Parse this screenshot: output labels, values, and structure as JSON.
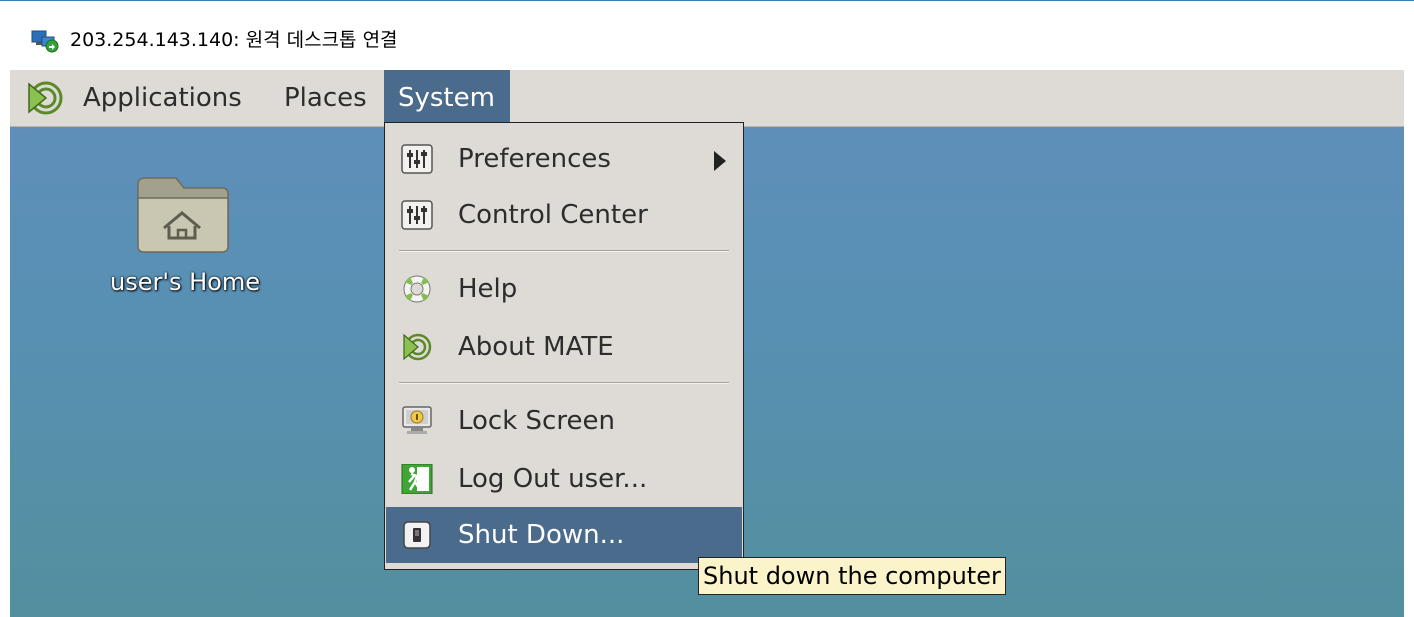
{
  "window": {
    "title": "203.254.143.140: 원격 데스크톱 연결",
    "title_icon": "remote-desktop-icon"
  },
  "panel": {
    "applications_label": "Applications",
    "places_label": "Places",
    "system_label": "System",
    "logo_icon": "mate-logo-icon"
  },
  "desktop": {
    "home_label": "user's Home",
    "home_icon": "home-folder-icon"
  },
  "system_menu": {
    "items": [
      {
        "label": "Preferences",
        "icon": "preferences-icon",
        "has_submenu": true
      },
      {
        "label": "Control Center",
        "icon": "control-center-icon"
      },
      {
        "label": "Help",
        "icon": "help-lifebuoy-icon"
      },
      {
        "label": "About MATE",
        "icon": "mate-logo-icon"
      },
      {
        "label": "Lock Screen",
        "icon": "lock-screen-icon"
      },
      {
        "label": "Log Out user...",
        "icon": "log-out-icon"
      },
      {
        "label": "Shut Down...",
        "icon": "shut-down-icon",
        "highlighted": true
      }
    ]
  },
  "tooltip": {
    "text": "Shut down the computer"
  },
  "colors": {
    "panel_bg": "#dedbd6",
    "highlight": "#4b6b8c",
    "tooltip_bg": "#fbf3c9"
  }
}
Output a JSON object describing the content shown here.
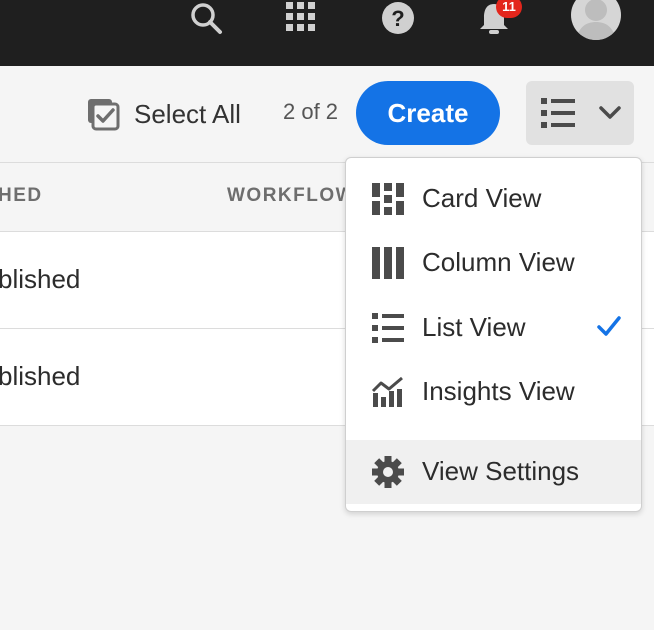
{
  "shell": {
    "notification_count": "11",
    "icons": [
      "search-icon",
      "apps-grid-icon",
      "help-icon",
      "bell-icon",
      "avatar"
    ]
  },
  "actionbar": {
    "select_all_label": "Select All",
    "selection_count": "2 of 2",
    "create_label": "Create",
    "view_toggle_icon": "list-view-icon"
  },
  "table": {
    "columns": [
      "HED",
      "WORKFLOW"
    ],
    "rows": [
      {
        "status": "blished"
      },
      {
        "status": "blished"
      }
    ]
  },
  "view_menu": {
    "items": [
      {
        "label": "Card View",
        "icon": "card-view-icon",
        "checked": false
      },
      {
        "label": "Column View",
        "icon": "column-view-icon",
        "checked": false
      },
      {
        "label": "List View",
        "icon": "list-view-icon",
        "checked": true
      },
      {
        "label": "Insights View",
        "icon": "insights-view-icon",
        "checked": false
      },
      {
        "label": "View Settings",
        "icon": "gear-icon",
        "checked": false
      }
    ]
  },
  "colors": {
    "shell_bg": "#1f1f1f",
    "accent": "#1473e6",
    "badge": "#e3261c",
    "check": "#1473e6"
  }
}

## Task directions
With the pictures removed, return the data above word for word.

## Answer below
Parse this screenshot: output labels, values, and structure as JSON.
{
  "window": {
    "title": "203.254.143.140: 원격 데스크톱 연결",
    "title_icon": "remote-desktop-icon"
  },
  "panel": {
    "applications_label": "Applications",
    "places_label": "Places",
    "system_label": "System",
    "logo_icon": "mate-logo-icon"
  },
  "desktop": {
    "home_label": "user's Home",
    "home_icon": "home-folder-icon"
  },
  "system_menu": {
    "items": [
      {
        "label": "Preferences",
        "icon": "preferences-icon",
        "has_submenu": true
      },
      {
        "label": "Control Center",
        "icon": "control-center-icon"
      },
      {
        "label": "Help",
        "icon": "help-lifebuoy-icon"
      },
      {
        "label": "About MATE",
        "icon": "mate-logo-icon"
      },
      {
        "label": "Lock Screen",
        "icon": "lock-screen-icon"
      },
      {
        "label": "Log Out user...",
        "icon": "log-out-icon"
      },
      {
        "label": "Shut Down...",
        "icon": "shut-down-icon",
        "highlighted": true
      }
    ]
  },
  "tooltip": {
    "text": "Shut down the computer"
  },
  "colors": {
    "panel_bg": "#dedbd6",
    "highlight": "#4b6b8c",
    "tooltip_bg": "#fbf3c9"
  }
}
Output a JSON object describing the content shown here.
{
  "shell": {
    "notification_count": "11",
    "icons": [
      "search-icon",
      "apps-grid-icon",
      "help-icon",
      "bell-icon",
      "avatar"
    ]
  },
  "actionbar": {
    "select_all_label": "Select All",
    "selection_count": "2 of 2",
    "create_label": "Create",
    "view_toggle_icon": "list-view-icon"
  },
  "table": {
    "columns": [
      "HED",
      "WORKFLOW"
    ],
    "rows": [
      {
        "status": "blished"
      },
      {
        "status": "blished"
      }
    ]
  },
  "view_menu": {
    "items": [
      {
        "label": "Card View",
        "icon": "card-view-icon",
        "checked": false
      },
      {
        "label": "Column View",
        "icon": "column-view-icon",
        "checked": false
      },
      {
        "label": "List View",
        "icon": "list-view-icon",
        "checked": true
      },
      {
        "label": "Insights View",
        "icon": "insights-view-icon",
        "checked": false
      },
      {
        "label": "View Settings",
        "icon": "gear-icon",
        "checked": false
      }
    ]
  },
  "colors": {
    "shell_bg": "#1f1f1f",
    "accent": "#1473e6",
    "badge": "#e3261c",
    "check": "#1473e6"
  }
}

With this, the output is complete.